I’ve Won My First Bid As A Government Contractor, Now What?

As we’ve mentioned several times in the past, winning that initial contract is only the first step in a long line of labyrinth-type requirements and regulations. Your new job could quickly become your last if you don’t carefully play by all the rules. Compliance and performance are the key areas you should pay attention to.

contracting for the government

In addition, it’s wise to appoint a company liaison between the government agency and your company. Contact the Office of Management & Budget, who has a wealth of agency contacts to help you find someone appropriate.

 

Read, research and work to understand the key points that we make here and cover in previous posts. However, these are only a small glimse into the lengthy and detailed process required of each government contractor to play fairly, maintain a valued reputation, and to win future bids.

Compliance-Work With Certainty

Established by the Federal Acquisitions Regulation (FAR), there are hundreds of procedures and regulations to establish complete compliance.

Specifically, you should note the mandatory Industrial Funding Fee (IFF). This 0.75% management fee must be paid back to the General Services Administration (GSA) under the established contract. The fee covers the negotiations they provide for all GSA schedules.

In addition, remember that for each specific action you have established in your contract, there are wage determinations that must be followed. To do this, use the Service Contract Act and Davis Bacon Act. Both can be found at www.wdol.gov.

 

Performance-Follow The Rules
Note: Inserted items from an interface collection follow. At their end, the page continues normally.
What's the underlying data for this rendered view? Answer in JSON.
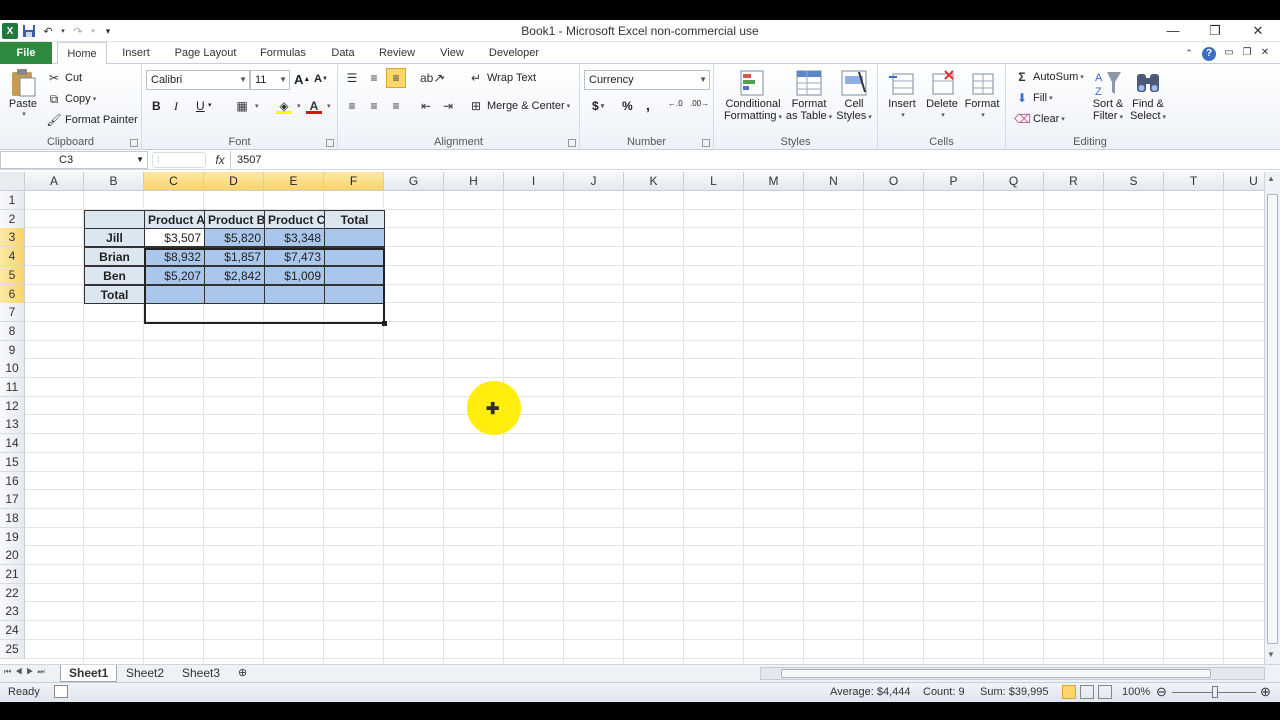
{
  "titlebar": {
    "title": "Book1  -  Microsoft Excel non-commercial use",
    "minimize": "—",
    "restore": "❐",
    "close": "✕"
  },
  "tabs": [
    "File",
    "Home",
    "Insert",
    "Page Layout",
    "Formulas",
    "Data",
    "Review",
    "View",
    "Developer"
  ],
  "ribbon": {
    "clipboard": {
      "label": "Clipboard",
      "paste": "Paste",
      "cut": "Cut",
      "copy": "Copy",
      "format_painter": "Format Painter"
    },
    "font": {
      "label": "Font",
      "name": "Calibri",
      "size": "11",
      "bold": "B",
      "italic": "I",
      "underline": "U"
    },
    "alignment": {
      "label": "Alignment",
      "wrap": "Wrap Text",
      "merge": "Merge & Center"
    },
    "number": {
      "label": "Number",
      "format": "Currency",
      "dollar": "$",
      "percent": "%",
      "comma": ","
    },
    "styles": {
      "label": "Styles",
      "cond_1": "Conditional",
      "cond_2": "Formatting",
      "fmt_1": "Format",
      "fmt_2": "as Table",
      "cell_1": "Cell",
      "cell_2": "Styles"
    },
    "cells": {
      "label": "Cells",
      "insert": "Insert",
      "delete": "Delete",
      "format": "Format"
    },
    "editing": {
      "label": "Editing",
      "autosum": "AutoSum",
      "fill": "Fill",
      "clear": "Clear",
      "sort_1": "Sort &",
      "sort_2": "Filter",
      "find_1": "Find &",
      "find_2": "Select"
    }
  },
  "formula_bar": {
    "name_box": "C3",
    "fx": "fx",
    "content": "3507"
  },
  "columns": [
    "A",
    "B",
    "C",
    "D",
    "E",
    "F",
    "G",
    "H",
    "I",
    "J",
    "K",
    "L",
    "M",
    "N",
    "O",
    "P",
    "Q",
    "R",
    "S",
    "T",
    "U"
  ],
  "rows": [
    "1",
    "2",
    "3",
    "4",
    "5",
    "6",
    "7",
    "8",
    "9",
    "10",
    "11",
    "12",
    "13",
    "14",
    "15",
    "16",
    "17",
    "18",
    "19",
    "20",
    "21",
    "22",
    "23",
    "24",
    "25"
  ],
  "table": {
    "headers": [
      "Product A",
      "Product B",
      "Product C",
      "Total"
    ],
    "rows": [
      {
        "name": "Jill",
        "values": [
          "$3,507",
          "$5,820",
          "$3,348",
          ""
        ]
      },
      {
        "name": "Brian",
        "values": [
          "$8,932",
          "$1,857",
          "$7,473",
          ""
        ]
      },
      {
        "name": "Ben",
        "values": [
          "$5,207",
          "$2,842",
          "$1,009",
          ""
        ]
      },
      {
        "name": "Total",
        "values": [
          "",
          "",
          "",
          ""
        ]
      }
    ]
  },
  "sheets": [
    "Sheet1",
    "Sheet2",
    "Sheet3"
  ],
  "status": {
    "ready": "Ready",
    "average": "Average: $4,444",
    "count": "Count: 9",
    "sum": "Sum: $39,995",
    "zoom": "100%"
  }
}
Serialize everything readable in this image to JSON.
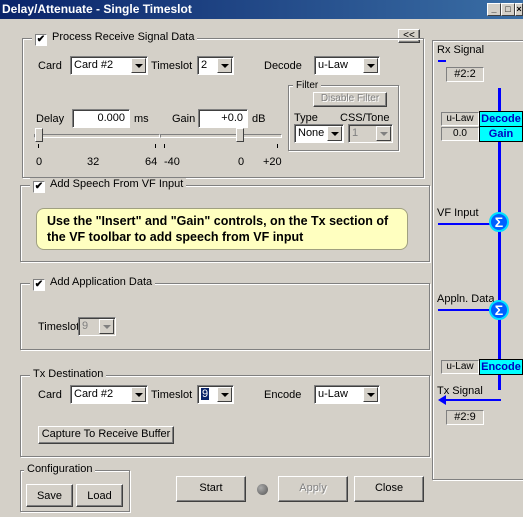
{
  "window": {
    "title": "Delay/Attenuate - Single Timeslot"
  },
  "collapse_label": "<<",
  "receive": {
    "group_label": "Process Receive Signal Data",
    "checked": true,
    "card_label": "Card",
    "card_value": "Card #2",
    "timeslot_label": "Timeslot",
    "timeslot_value": "2",
    "decode_label": "Decode",
    "decode_value": "u-Law",
    "filter_label": "Filter",
    "disable_filter_label": "Disable Filter",
    "type_label": "Type",
    "type_value": "None",
    "css_label": "CSS/Tone",
    "css_value": "1",
    "delay_label": "Delay",
    "delay_value": "0.000",
    "delay_unit": "ms",
    "delay_ticks": [
      "0",
      "32",
      "64"
    ],
    "delay_level_percent": 0,
    "gain_label": "Gain",
    "gain_value": "+0.0",
    "gain_unit": "dB",
    "gain_ticks": [
      "-40",
      "0",
      "+20"
    ],
    "gain_level_db": 0
  },
  "speech": {
    "group_label": "Add Speech From VF Input",
    "checked": true,
    "message": "Use the \"Insert\" and \"Gain\" controls, on the Tx section of the VF toolbar to add speech from VF input"
  },
  "application": {
    "group_label": "Add Application Data",
    "checked": true,
    "timeslot_label": "Timeslot",
    "timeslot_value": "9"
  },
  "tx": {
    "group_label": "Tx Destination",
    "card_label": "Card",
    "card_value": "Card #2",
    "timeslot_label": "Timeslot",
    "timeslot_value": "9",
    "encode_label": "Encode",
    "encode_value": "u-Law",
    "capture_label": "Capture To Receive Buffer"
  },
  "config": {
    "group_label": "Configuration",
    "save_label": "Save",
    "load_label": "Load"
  },
  "buttons": {
    "start_label": "Start",
    "apply_label": "Apply",
    "close_label": "Close"
  },
  "diagram": {
    "rx_signal_label": "Rx Signal",
    "rx_signal_value": "#2:2",
    "decode_law": "u-Law",
    "decode_box": "Decode",
    "gain_value": "0.0",
    "gain_box": "Gain",
    "vf_input_label": "VF Input",
    "appln_label": "Appln. Data",
    "encode_law": "u-Law",
    "encode_box": "Encode",
    "tx_signal_label": "Tx Signal",
    "tx_signal_value": "#2:9",
    "sum_symbol": "Σ"
  },
  "colors": {
    "titlebar": "#0a246a",
    "flow_line": "#0000ff",
    "box_fill": "#00ffff",
    "message_bg": "#ffffc0"
  }
}
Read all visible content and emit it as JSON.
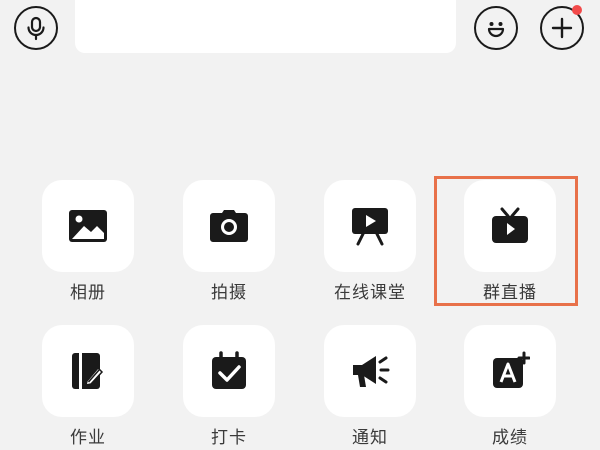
{
  "topbar": {
    "voice_icon": "microphone-icon",
    "input_value": "",
    "input_placeholder": "",
    "emoji_icon": "smiley-icon",
    "plus_icon": "plus-icon",
    "notify_color": "#f24a4a"
  },
  "grid": {
    "items": [
      {
        "label": "相册",
        "icon": "image-icon"
      },
      {
        "label": "拍摄",
        "icon": "camera-icon"
      },
      {
        "label": "在线课堂",
        "icon": "presentation-board-icon"
      },
      {
        "label": "群直播",
        "icon": "tv-play-icon"
      },
      {
        "label": "作业",
        "icon": "notebook-pen-icon"
      },
      {
        "label": "打卡",
        "icon": "calendar-check-icon"
      },
      {
        "label": "通知",
        "icon": "megaphone-icon"
      },
      {
        "label": "成绩",
        "icon": "grade-a-plus-icon"
      }
    ]
  },
  "highlight": {
    "target": "群直播",
    "color": "#e8714a"
  }
}
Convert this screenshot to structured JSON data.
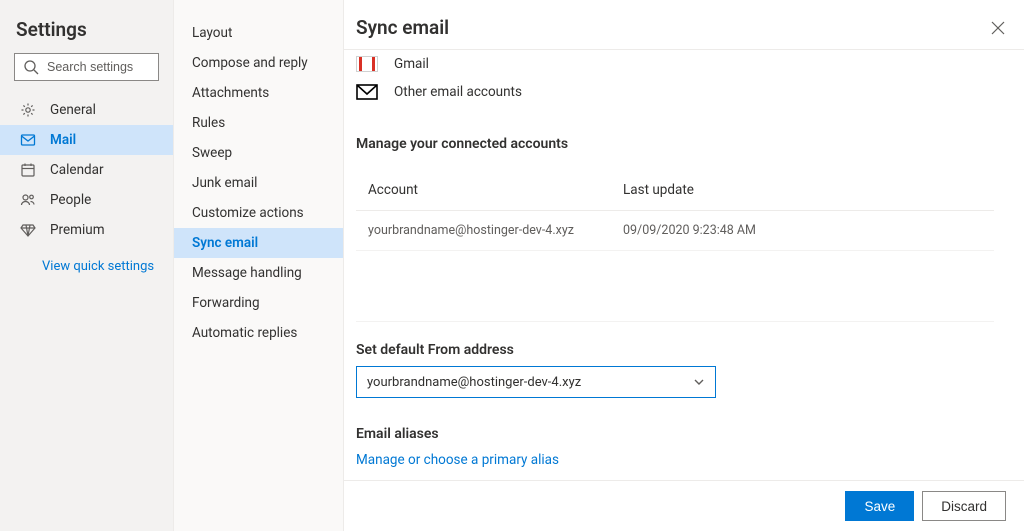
{
  "left": {
    "title": "Settings",
    "search_placeholder": "Search settings",
    "items": [
      {
        "label": "General"
      },
      {
        "label": "Mail"
      },
      {
        "label": "Calendar"
      },
      {
        "label": "People"
      },
      {
        "label": "Premium"
      }
    ],
    "view_quick": "View quick settings"
  },
  "mid": {
    "items": [
      {
        "label": "Layout"
      },
      {
        "label": "Compose and reply"
      },
      {
        "label": "Attachments"
      },
      {
        "label": "Rules"
      },
      {
        "label": "Sweep"
      },
      {
        "label": "Junk email"
      },
      {
        "label": "Customize actions"
      },
      {
        "label": "Sync email"
      },
      {
        "label": "Message handling"
      },
      {
        "label": "Forwarding"
      },
      {
        "label": "Automatic replies"
      }
    ]
  },
  "main": {
    "title": "Sync email",
    "option_gmail": "Gmail",
    "option_other": "Other email accounts",
    "manage_heading": "Manage your connected accounts",
    "table": {
      "head_account": "Account",
      "head_last": "Last update",
      "row_account": "yourbrandname@hostinger-dev-4.xyz",
      "row_last": "09/09/2020 9:23:48 AM"
    },
    "default_heading": "Set default From address",
    "default_value": "yourbrandname@hostinger-dev-4.xyz",
    "aliases_heading": "Email aliases",
    "aliases_link": "Manage or choose a primary alias"
  },
  "footer": {
    "save": "Save",
    "discard": "Discard"
  }
}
Customer interaction must take place through their agency’s contracting officer (KO). Employ the best practices in your company and be extremely careful to only communicate with the person designated as the KO, or the KO’s associate. Failing to do so is cause for disqualification.

Your company should have a separate Contract Manager to help manage communication and correspondance. In addition, this manager can help with reviewing and maintaining compliance, acting as your contact point and to help coordinate with your legal counsel.
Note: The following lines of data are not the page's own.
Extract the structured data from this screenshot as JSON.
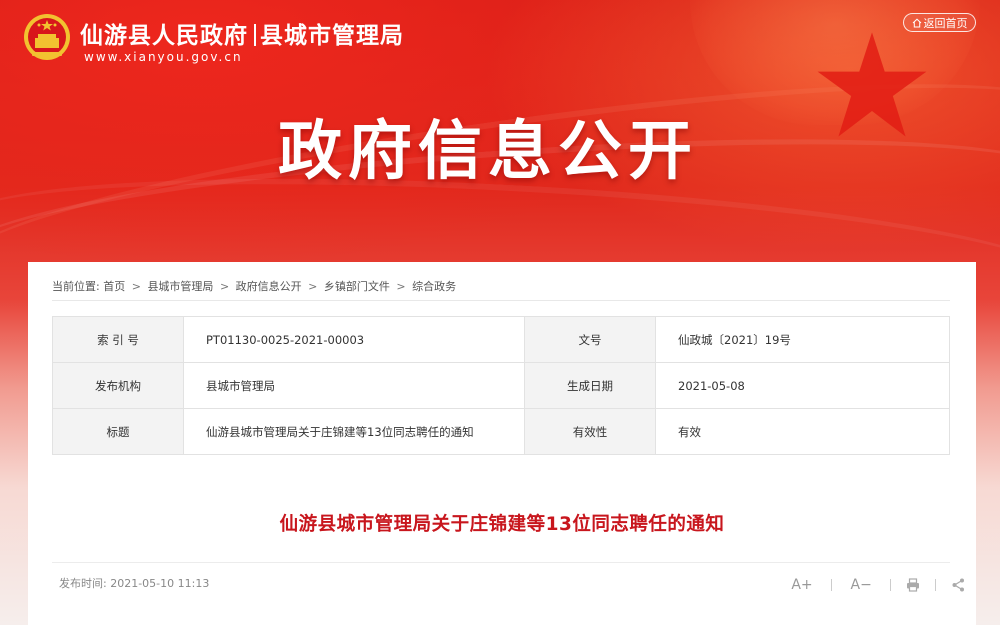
{
  "header": {
    "org_name": "仙游县人民政府",
    "dept_name": "县城市管理局",
    "url": "www.xianyou.gov.cn",
    "back_home_label": "返回首页",
    "banner_title": "政府信息公开"
  },
  "breadcrumb": {
    "prefix": "当前位置:",
    "items": [
      "首页",
      "县城市管理局",
      "政府信息公开",
      "乡镇部门文件",
      "综合政务"
    ],
    "separator": ">"
  },
  "meta_table": {
    "rows": [
      {
        "k1": "索 引 号",
        "v1": "PT01130-0025-2021-00003",
        "k2": "文号",
        "v2": "仙政城〔2021〕19号"
      },
      {
        "k1": "发布机构",
        "v1": "县城市管理局",
        "k2": "生成日期",
        "v2": "2021-05-08"
      },
      {
        "k1": "标题",
        "v1": "仙游县城市管理局关于庄锦建等13位同志聘任的通知",
        "k2": "有效性",
        "v2": "有效"
      }
    ]
  },
  "article": {
    "title": "仙游县城市管理局关于庄锦建等13位同志聘任的通知",
    "publish_time": "发布时间:  2021-05-10 11:13"
  },
  "tools": {
    "font_increase": "A+",
    "font_decrease": "A−"
  },
  "colors": {
    "brand_red": "#d81e17",
    "title_red": "#c8161d"
  }
}
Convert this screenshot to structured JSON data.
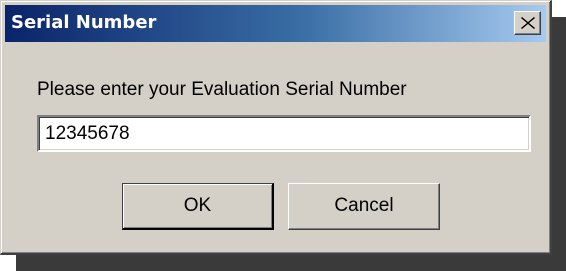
{
  "dialog": {
    "title": "Serial Number",
    "close_icon": "close-icon",
    "prompt": "Please enter your Evaluation Serial Number",
    "serial_value": "12345678",
    "ok_label": "OK",
    "cancel_label": "Cancel"
  },
  "colors": {
    "title_gradient_start": "#0a246a",
    "title_gradient_end": "#a6caf0",
    "dialog_face": "#d4d0c8"
  }
}
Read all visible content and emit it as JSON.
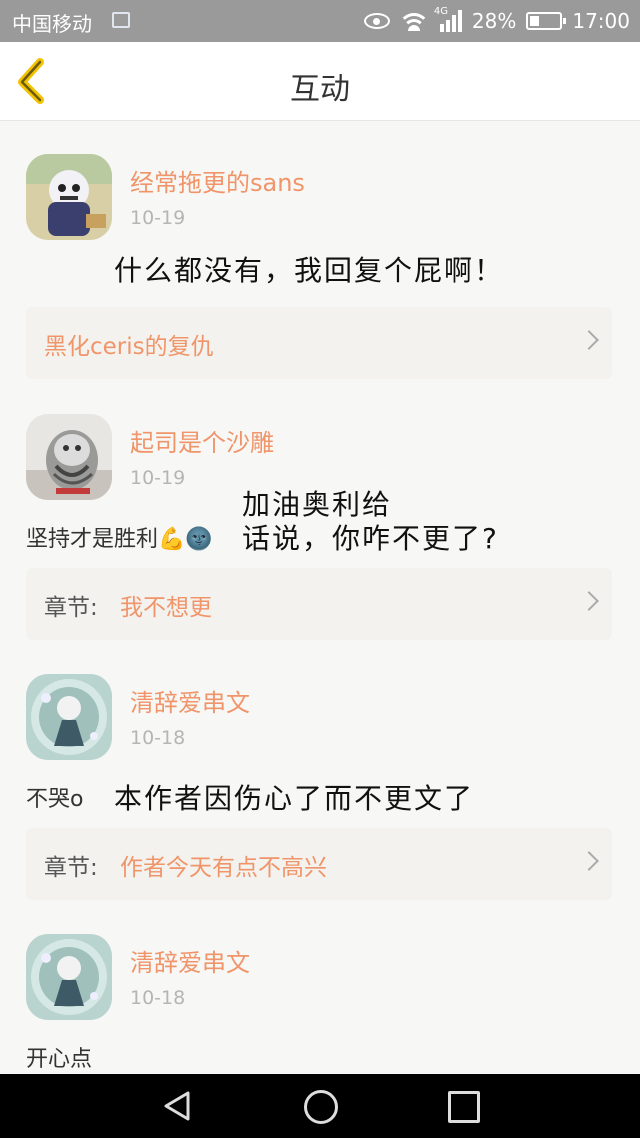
{
  "status_bar": {
    "carrier": "中国移动",
    "network": "4G",
    "battery": "28%",
    "time": "17:00"
  },
  "header": {
    "title": "互动"
  },
  "comments": [
    {
      "user": "经常拖更的sans",
      "date": "10-19",
      "text": "",
      "handwritten": [
        "什么都没有，我回复个屁啊！"
      ],
      "ref_label": "",
      "ref_title": "黑化ceris的复仇"
    },
    {
      "user": "起司是个沙雕",
      "date": "10-19",
      "text": "坚持才是胜利💪🌚",
      "handwritten": [
        "加油奥利给",
        "话说，你咋不更了?"
      ],
      "ref_label": "章节:",
      "ref_title": "我不想更"
    },
    {
      "user": "清辞爱串文",
      "date": "10-18",
      "text": "不哭o",
      "handwritten": [
        "本作者因伤心了而不更文了"
      ],
      "ref_label": "章节:",
      "ref_title": "作者今天有点不高兴"
    },
    {
      "user": "清辞爱串文",
      "date": "10-18",
      "text": "开心点"
    }
  ],
  "colors": {
    "accent": "#f0956a",
    "back_arrow": "#e8b800",
    "ref_background": "#f3f2ee",
    "page_background": "#f7f7f5"
  }
}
These are extensive compliance regulations and rules set forth by the FAR. They’re further complicated by the documents required for each step in the process.

 

If you have further tips or feedback about the next steps in government contracting, leave your comments below.

 

At American Small Business Centers, we have over 30 years of government experience. It would be impossible to cover every single detail in this blog post, so we recommend that you call us today!

 

We’ll provide you with a FREE business analysis and consult with you one-on-one, at NO OBLIGATION to you! 2012 is a great year for government contracting, so give us a call and schedule your appointment today!